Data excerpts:
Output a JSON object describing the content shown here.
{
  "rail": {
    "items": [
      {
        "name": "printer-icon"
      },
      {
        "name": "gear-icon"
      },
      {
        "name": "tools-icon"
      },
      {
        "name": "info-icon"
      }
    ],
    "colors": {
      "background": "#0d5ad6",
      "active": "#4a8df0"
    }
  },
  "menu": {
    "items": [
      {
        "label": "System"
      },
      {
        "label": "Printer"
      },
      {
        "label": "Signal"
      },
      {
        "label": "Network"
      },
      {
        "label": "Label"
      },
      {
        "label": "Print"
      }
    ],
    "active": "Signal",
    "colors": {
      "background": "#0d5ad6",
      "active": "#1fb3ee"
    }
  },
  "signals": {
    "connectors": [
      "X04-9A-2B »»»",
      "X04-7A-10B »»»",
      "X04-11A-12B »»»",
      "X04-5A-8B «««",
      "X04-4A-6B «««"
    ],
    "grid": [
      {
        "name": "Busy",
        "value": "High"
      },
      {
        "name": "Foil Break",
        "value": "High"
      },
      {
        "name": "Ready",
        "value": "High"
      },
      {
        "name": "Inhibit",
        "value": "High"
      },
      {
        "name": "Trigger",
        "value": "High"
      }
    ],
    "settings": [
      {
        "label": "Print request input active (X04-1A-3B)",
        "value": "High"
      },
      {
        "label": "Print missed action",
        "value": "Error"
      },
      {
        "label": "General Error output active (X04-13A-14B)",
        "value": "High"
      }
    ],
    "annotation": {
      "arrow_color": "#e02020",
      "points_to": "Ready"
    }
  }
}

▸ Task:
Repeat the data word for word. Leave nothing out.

▸ Solution to this task:
Output a JSON object describing the content shown here.
{
  "rail": {
    "items": [
      {
        "name": "printer-icon"
      },
      {
        "name": "gear-icon"
      },
      {
        "name": "tools-icon"
      },
      {
        "name": "info-icon"
      }
    ],
    "colors": {
      "background": "#0d5ad6",
      "active": "#4a8df0"
    }
  },
  "menu": {
    "items": [
      {
        "label": "System"
      },
      {
        "label": "Printer"
      },
      {
        "label": "Signal"
      },
      {
        "label": "Network"
      },
      {
        "label": "Label"
      },
      {
        "label": "Print"
      }
    ],
    "active": "Signal",
    "colors": {
      "background": "#0d5ad6",
      "active": "#1fb3ee"
    }
  },
  "signals": {
    "connectors": [
      "X04-9A-2B »»»",
      "X04-7A-10B »»»",
      "X04-11A-12B »»»",
      "X04-5A-8B «««",
      "X04-4A-6B «««"
    ],
    "grid": [
      {
        "name": "Busy",
        "value": "High"
      },
      {
        "name": "Foil Break",
        "value": "High"
      },
      {
        "name": "Ready",
        "value": "High"
      },
      {
        "name": "Inhibit",
        "value": "High"
      },
      {
        "name": "Trigger",
        "value": "High"
      }
    ],
    "settings": [
      {
        "label": "Print request input active (X04-1A-3B)",
        "value": "High"
      },
      {
        "label": "Print missed action",
        "value": "Error"
      },
      {
        "label": "General Error output active (X04-13A-14B)",
        "value": "High"
      }
    ],
    "annotation": {
      "arrow_color": "#e02020",
      "points_to": "Ready"
    }
  }
}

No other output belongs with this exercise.